A sitting Democratic president commits the full prestige and authority of his Administration to implement a deal the vast majority of Israelis and every major pro-Israel policy group say will lead to a nuclear armed Iran, an immediate conventional and nuclear arms race in the Middle East, and billions of dollars in new financing for Islamic terrorists already aiming tens of thousands of missiles at Israel’s major cities and infrastructure.
Hillary Clinton, the presumptive 2016 Democratic Presidential nominee, quickly endorsed the deal, while Republican leaders universally condemned it. Hillary clearly believes support for IranDeal will not cost her a supermajority of Jewish voters. If she did, her backing would have been far more ambiguous.
Clinton strategists surely know that with the exception of Jimmy Carter’s 1980 reelection campaign, 60 to 90 percent of American Jews have voted for the Democrat in every Presidential election since 1928. Barack Obama won 78 percent of the Jewish vote in 2008 and 69 percent in 2012.
Until the controversial Supreme Court resolved 2000 Bush-Gore dead heat, every American presidential candidate who captured two thirds of the Jewish vote won the White House. Only then and four years later when Jews overwhelmingly supported John Kerry’s failed campaign against George Bush’s second term bid were Republican candidates able to succeed despite losing a supermajority of Jewish voters.
Clinton’s gamble depends on how her backing of IranDeal is received among voters in Florida and Ohio. Winning both states will almost certainly return the White House keys to Bill and Hillary. Losing Florida, where she still remains highly popular among the Jewish community, could dash her hopes for a 2016 victory.
When Florida’s Jewish voters cast ballots for the November 2016 election, will Hillary’s vocal support for IranDeal have a significant influence?
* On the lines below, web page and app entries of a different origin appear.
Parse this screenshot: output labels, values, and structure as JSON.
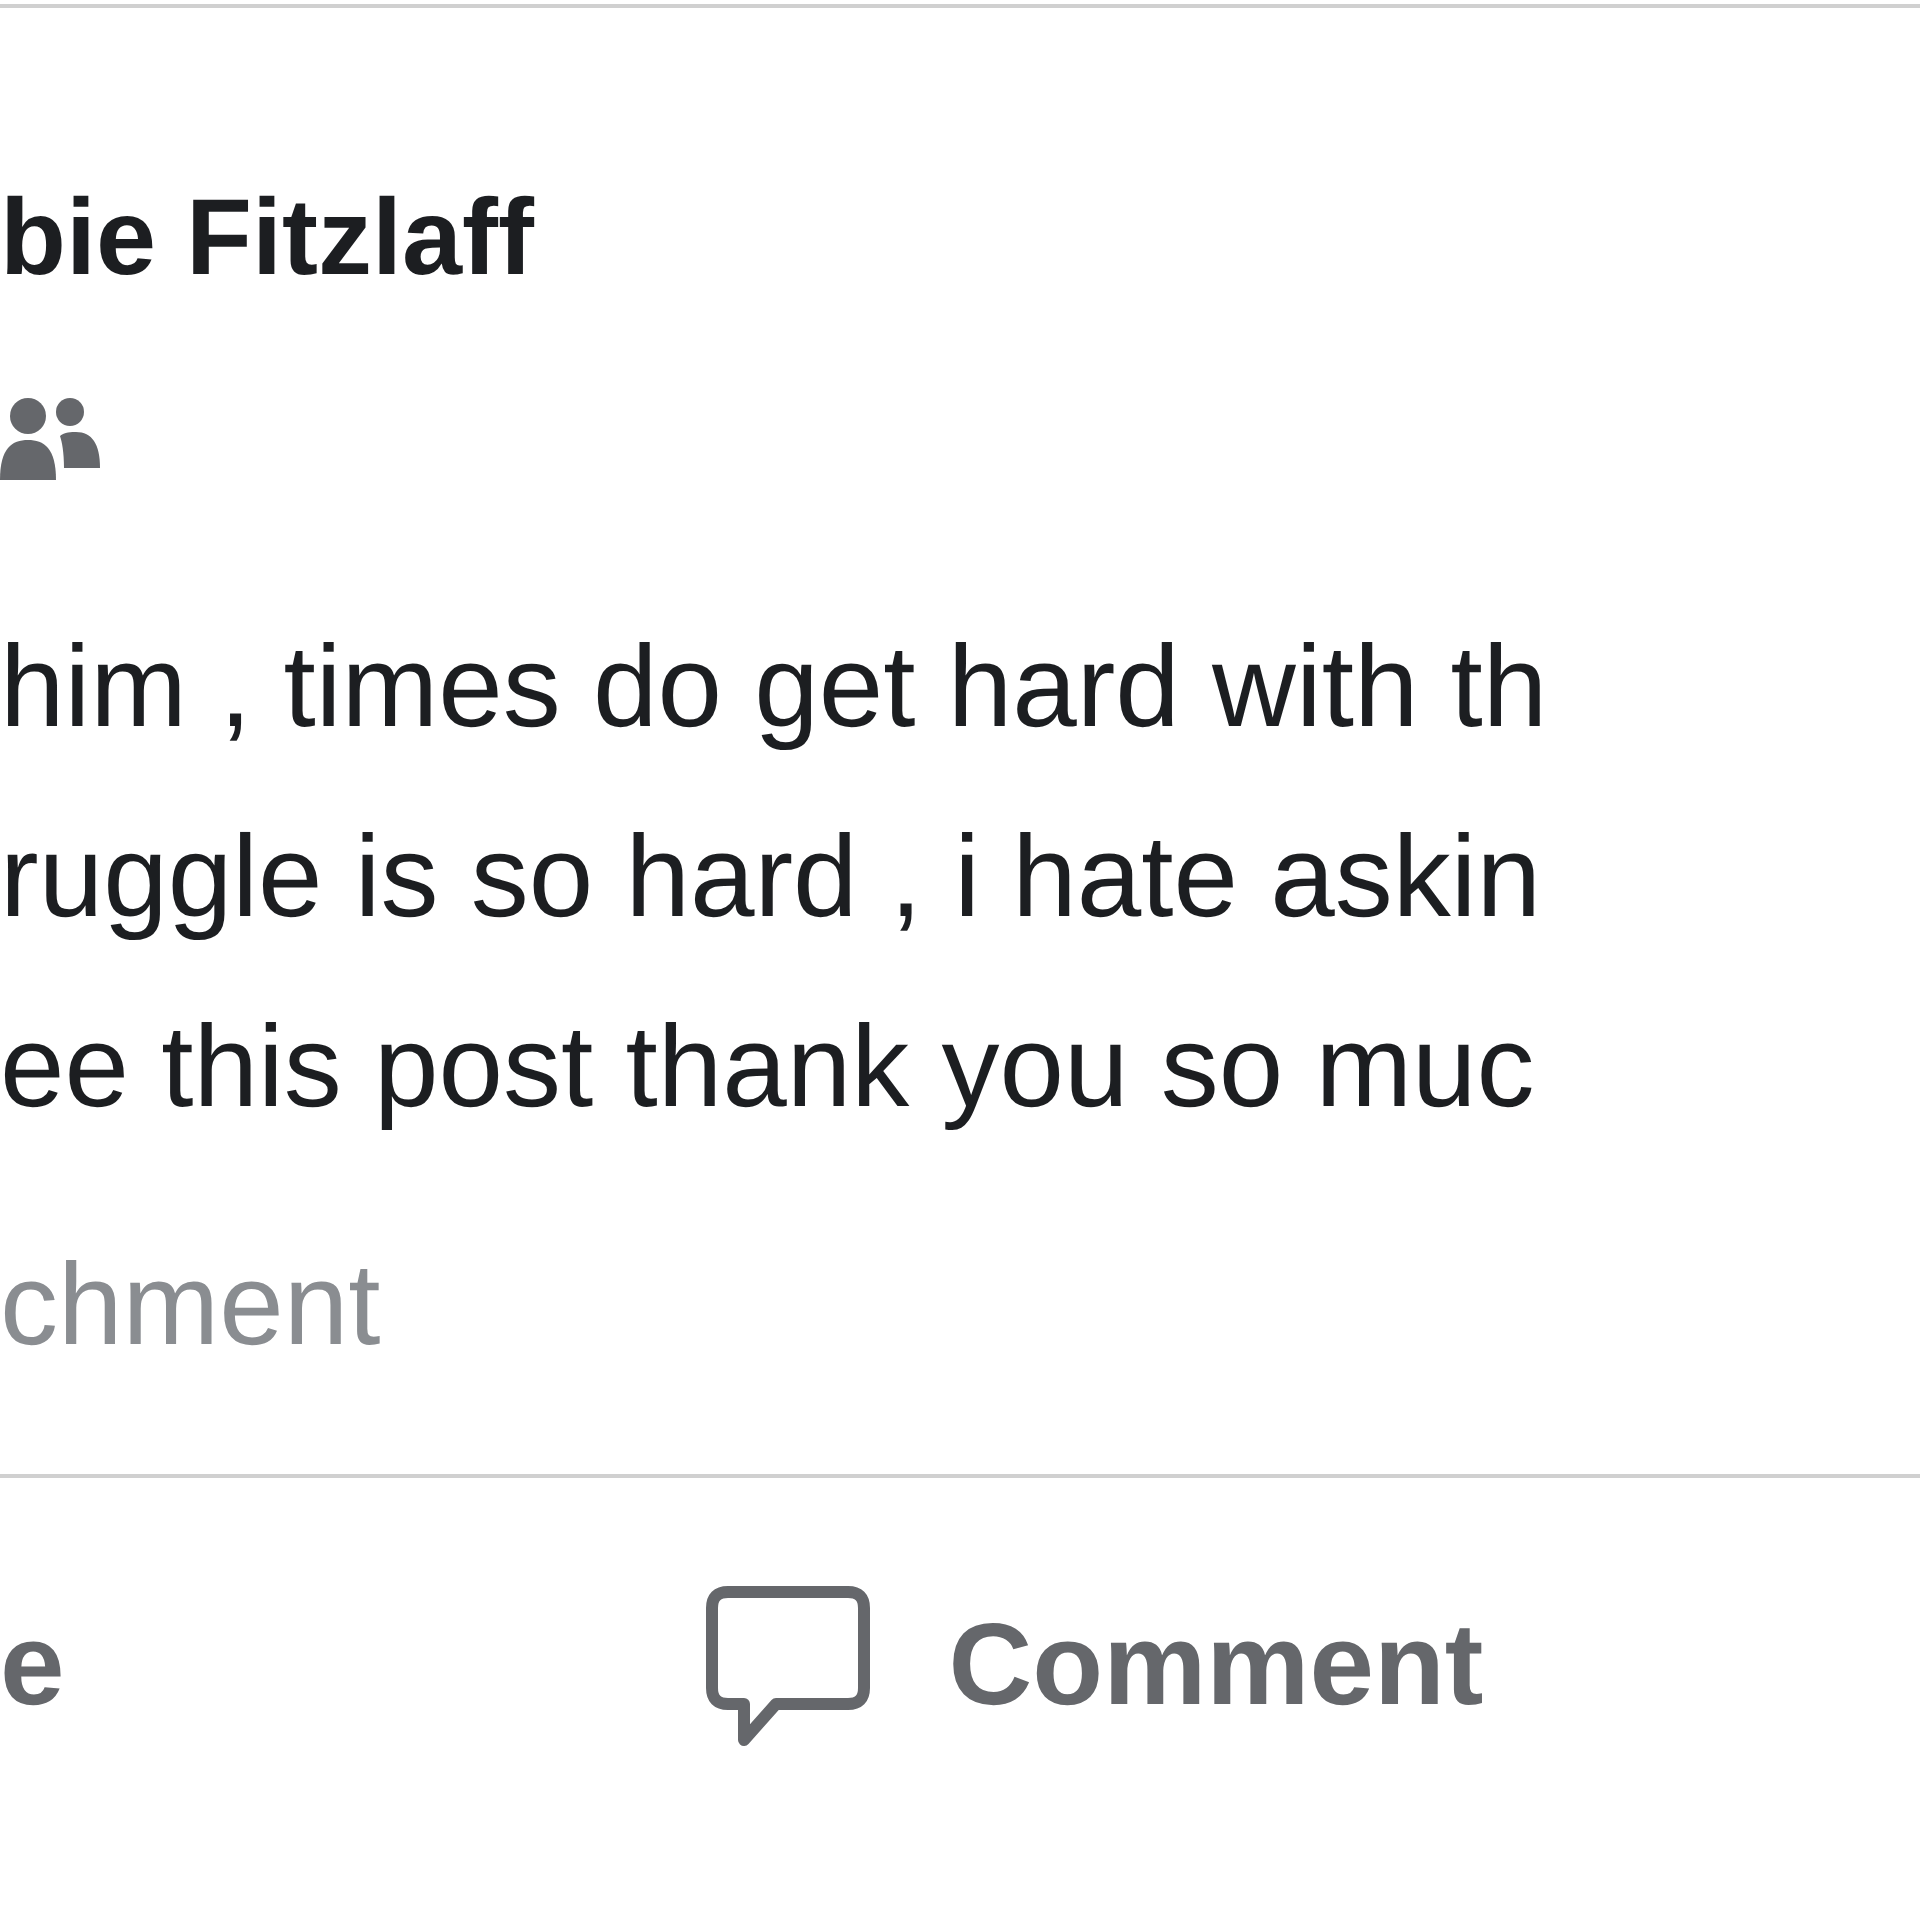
{
  "post": {
    "author": "bie Fitzlaff",
    "body_lines": [
      "him , times do get hard with th",
      "ruggle is so hard , i hate askin",
      "ee this post thank you so muc"
    ],
    "attachment": "chment"
  },
  "actions": [
    {
      "label": "e",
      "kind": "text"
    },
    {
      "label": "Comment",
      "kind": "comment"
    }
  ]
}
The answer depends on how effective national and local Jewish leadership is convincing voters that Democratic support for IranDeal represents an existential threat to Israel.
Historically, American Jews have been able to take bi-partisan support for Israel as a given, allowing them to vote on domestic concerns such as the economy, health care, social security, medicare, the deficit, government spending, and taxes; each of which traditionally have more influence on which candidates Jews ultimately support than Israel or, in more recent elections, Iran.
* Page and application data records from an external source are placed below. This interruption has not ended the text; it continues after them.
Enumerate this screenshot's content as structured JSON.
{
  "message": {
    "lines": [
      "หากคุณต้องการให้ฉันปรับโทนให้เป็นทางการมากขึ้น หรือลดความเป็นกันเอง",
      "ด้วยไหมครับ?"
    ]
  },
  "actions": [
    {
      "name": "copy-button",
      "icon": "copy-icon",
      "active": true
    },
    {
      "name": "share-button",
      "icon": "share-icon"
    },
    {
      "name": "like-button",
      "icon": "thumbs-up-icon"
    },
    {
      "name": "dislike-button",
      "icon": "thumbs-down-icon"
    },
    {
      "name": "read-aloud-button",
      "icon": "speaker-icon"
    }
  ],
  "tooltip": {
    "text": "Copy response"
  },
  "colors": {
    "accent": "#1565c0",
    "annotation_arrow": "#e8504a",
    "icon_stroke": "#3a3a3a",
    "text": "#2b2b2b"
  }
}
If the public campaign against IranDeal is remotely effective, many American Jews will find themselves at a crossroad facing the most difficult political decision since 1948.
With IranDeal now weaving its way through Congress, Democratic leaders appear likely to gamble they can sufficiently obfuscate the betrayal of Israel IranDeal represents to ensure American Jews generally, and Florida’s Jewish voters specifically, support Hillary and other Democratic candidates with a clear conscience.
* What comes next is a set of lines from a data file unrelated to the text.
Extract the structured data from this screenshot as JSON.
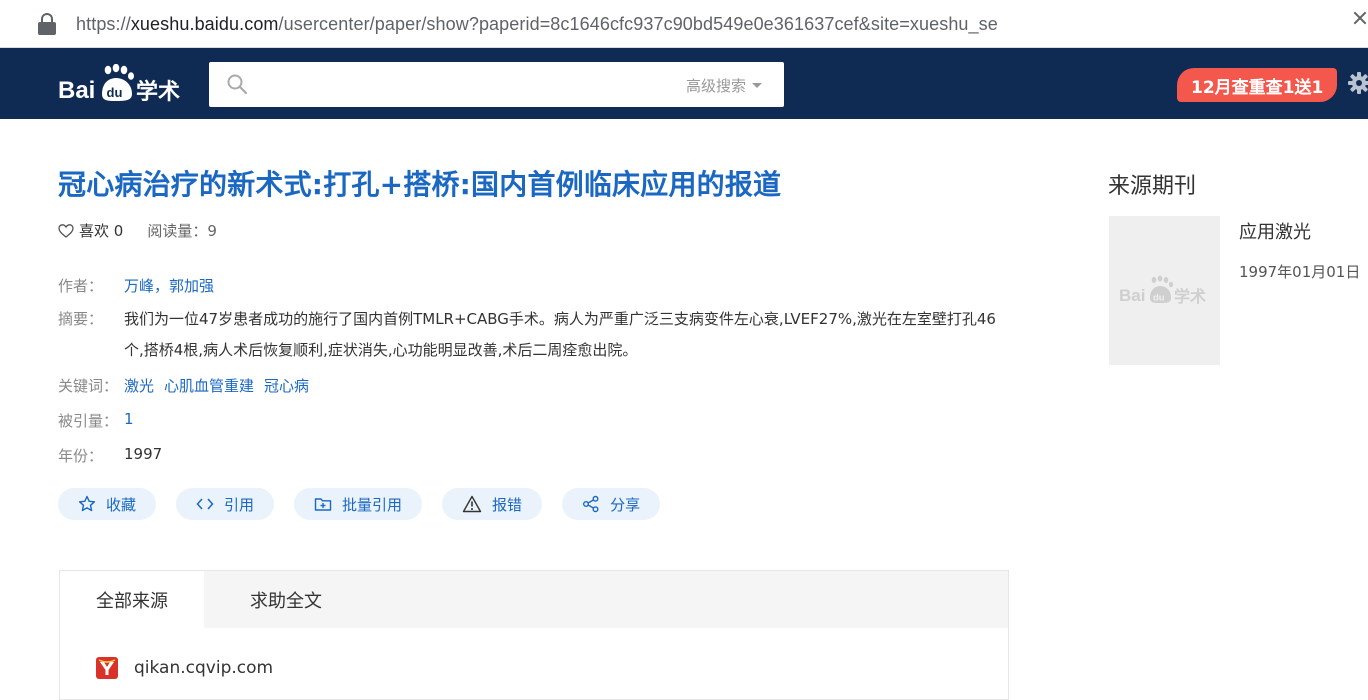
{
  "browser": {
    "url_prefix": "https://",
    "url_host": "xueshu.baidu.com",
    "url_path": "/usercenter/paper/show?paperid=8c1646cfc937c90bd549e0e361637cef&site=xueshu_se"
  },
  "header": {
    "logo_text": "Bai",
    "logo_du": "du",
    "logo_cn": "学术",
    "search_placeholder": "",
    "advanced_search": "高级搜索",
    "promo": "12月查重查1送1"
  },
  "paper": {
    "title": "冠心病治疗的新术式:打孔+搭桥:国内首例临床应用的报道",
    "likes_label": "喜欢",
    "likes": "0",
    "reads_label": "阅读量：",
    "reads": "9",
    "authors_label": "作者：",
    "authors": "万峰，郭加强",
    "abstract_label": "摘要：",
    "abstract": "我们为一位47岁患者成功的施行了国内首例TMLR+CABG手术。病人为严重广泛三支病变件左心衰,LVEF27%,激光在左室壁打孔46个,搭桥4根,病人术后恢复顺利,症状消失,心功能明显改善,术后二周痊愈出院。",
    "keywords_label": "关键词：",
    "keywords": [
      "激光",
      "心肌血管重建",
      "冠心病"
    ],
    "cited_label": "被引量：",
    "cited": "1",
    "year_label": "年份：",
    "year": "1997"
  },
  "actions": [
    {
      "label": "收藏",
      "icon": "star-icon"
    },
    {
      "label": "引用",
      "icon": "code-icon"
    },
    {
      "label": "批量引用",
      "icon": "folder-add-icon"
    },
    {
      "label": "报错",
      "icon": "warning-icon"
    },
    {
      "label": "分享",
      "icon": "share-icon"
    }
  ],
  "tabs": [
    {
      "label": "全部来源"
    },
    {
      "label": "求助全文"
    }
  ],
  "sources": [
    {
      "name": "qikan.cqvip.com",
      "icon": "cqvip-icon"
    }
  ],
  "sidebar": {
    "title": "来源期刊",
    "journal_name": "应用激光",
    "journal_date": "1997年01月01日",
    "cover_text_bai": "Bai",
    "cover_text_du": "du",
    "cover_text_cn": "学术"
  },
  "colors": {
    "header_bg": "#0f2b53",
    "link_blue": "#1b68c2",
    "promo_red": "#f4574b",
    "action_bg": "#eaf2fb"
  }
}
As we begin the month of Av, when we collectively mourn the destruction of the first and second Temples, there’s ample reason to consider how much we’ve actually learned from the tragedies that have befallen our People.